"The mechanisms by which Rev-erb loosens loops in DNA, leading to circadian repression of transcription, are likely to apply to other clock proteins," Lazar said. Recent studies have tied Rev-erb to cancer and cardiovascular disease. The team aims to look at new drugs that affect chromosome looping to see how it may affect gene expression in cancer cells and tissues other than the liver.
Other authors are Yong Hoon Kim, an MD-PhD student in the Cell and Molecular Biology Program, and Sajid Marhon, a postdoctoral fellow in the laboratory of Kyoung-Jae Won in the department of Genetics, as well as Yuxiang Zhang, David Steger, and Kyoung-Jae Won, all from Penn.
This work was supported by the National Institutes of Health (R01 DK45586, NIH R01 DK106027, NIH T32GM007170, T32 GM008216, F30 DK112507) and the JPB Foundation.
Penn Medicine is one of the world's leading academic medical centers, dedicated to the related missions of medical education, biomedical research, and excellence in patient care. Penn Medicine consists of the Raymond and Ruth Perelman School of Medicine at the University of Pennsylvania (founded in 1765 as the nation's first medical school) and the University of Pennsylvania Health System, which together form a $7.8 billion enterprise.
The Perelman School of Medicine has been ranked among the top five medical schools in the United States for the past 20 years, according to U.S. News & World Report's survey of research-oriented medical schools. The School is consistently among the nation's top recipients of funding from the National Institutes of Health, with $405 million awarded in the 2017 fiscal year.
The University of Pennsylvania Health System's patient care facilities include: The Hospital of the University of Pennsylvania and Penn Presbyterian Medical Center -- which are recognized as one of the nation's top "Honor Roll" hospitals by U.S. News & World Report -- Chester County Hospital; Lancaster General Health; Penn Medicine Princeton Health; Penn Wissahickon Hospice; and Pennsylvania Hospital - the nation's first hospital, founded in 1751. Additional affiliated inpatient care facilities and services throughout the Philadelphia region include Good Shepherd Penn Partners, a partnership between Good Shepherd Rehabilitation Network and Penn Medicine, and Princeton House Behavioral Health, a leading provider of highly skilled and compassionate behavioral healthcare.

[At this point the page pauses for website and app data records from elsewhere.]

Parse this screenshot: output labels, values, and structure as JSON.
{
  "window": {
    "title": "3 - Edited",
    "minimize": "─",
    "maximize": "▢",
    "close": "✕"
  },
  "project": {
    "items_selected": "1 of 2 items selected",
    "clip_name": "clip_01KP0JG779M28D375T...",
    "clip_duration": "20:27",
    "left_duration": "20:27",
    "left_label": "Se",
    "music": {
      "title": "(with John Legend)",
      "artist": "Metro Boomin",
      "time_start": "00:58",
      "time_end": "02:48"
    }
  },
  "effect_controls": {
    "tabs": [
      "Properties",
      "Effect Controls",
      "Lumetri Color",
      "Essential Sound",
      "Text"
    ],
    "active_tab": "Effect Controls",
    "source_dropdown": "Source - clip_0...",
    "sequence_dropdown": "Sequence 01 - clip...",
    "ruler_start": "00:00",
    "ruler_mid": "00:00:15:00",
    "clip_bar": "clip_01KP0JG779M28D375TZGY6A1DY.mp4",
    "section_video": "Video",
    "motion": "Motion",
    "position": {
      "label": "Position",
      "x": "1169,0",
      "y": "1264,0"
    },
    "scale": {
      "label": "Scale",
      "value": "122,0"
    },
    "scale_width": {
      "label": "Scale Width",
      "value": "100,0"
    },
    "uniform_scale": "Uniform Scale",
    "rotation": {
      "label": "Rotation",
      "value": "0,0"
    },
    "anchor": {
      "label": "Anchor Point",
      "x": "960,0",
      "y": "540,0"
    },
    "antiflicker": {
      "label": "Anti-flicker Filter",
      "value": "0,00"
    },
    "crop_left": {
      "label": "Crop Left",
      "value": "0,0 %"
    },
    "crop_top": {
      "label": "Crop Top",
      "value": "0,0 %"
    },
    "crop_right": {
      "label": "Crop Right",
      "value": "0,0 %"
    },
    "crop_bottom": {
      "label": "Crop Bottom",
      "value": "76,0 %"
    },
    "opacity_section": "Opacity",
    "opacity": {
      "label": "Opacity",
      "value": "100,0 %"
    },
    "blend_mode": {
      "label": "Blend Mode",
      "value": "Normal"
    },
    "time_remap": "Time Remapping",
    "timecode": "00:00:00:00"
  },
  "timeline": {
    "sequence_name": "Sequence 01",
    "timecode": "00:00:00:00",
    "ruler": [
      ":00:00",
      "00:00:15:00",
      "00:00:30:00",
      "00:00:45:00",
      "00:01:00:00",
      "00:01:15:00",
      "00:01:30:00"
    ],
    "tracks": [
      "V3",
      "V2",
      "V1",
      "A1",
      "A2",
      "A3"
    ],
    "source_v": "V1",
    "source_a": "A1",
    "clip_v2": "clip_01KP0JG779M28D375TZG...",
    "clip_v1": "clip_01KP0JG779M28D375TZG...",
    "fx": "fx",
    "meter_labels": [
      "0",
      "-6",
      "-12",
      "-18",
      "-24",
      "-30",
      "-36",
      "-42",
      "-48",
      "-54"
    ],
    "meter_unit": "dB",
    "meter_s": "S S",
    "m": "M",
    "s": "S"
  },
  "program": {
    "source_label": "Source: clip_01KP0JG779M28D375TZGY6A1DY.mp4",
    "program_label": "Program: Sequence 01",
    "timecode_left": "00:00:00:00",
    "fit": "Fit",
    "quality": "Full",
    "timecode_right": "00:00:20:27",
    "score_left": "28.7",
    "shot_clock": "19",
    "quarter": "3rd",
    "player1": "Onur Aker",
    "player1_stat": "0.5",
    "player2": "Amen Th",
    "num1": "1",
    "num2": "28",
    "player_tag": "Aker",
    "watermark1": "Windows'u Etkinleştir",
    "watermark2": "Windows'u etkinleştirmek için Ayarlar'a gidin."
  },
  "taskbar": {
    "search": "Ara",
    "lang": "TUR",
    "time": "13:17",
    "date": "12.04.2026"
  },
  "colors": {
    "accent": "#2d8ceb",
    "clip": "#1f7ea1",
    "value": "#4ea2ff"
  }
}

Penn Medicine is committed to improving lives and health through a variety of community-based programs and activities. In fiscal year 2017, Penn Medicine provided $500 million to benefit our community.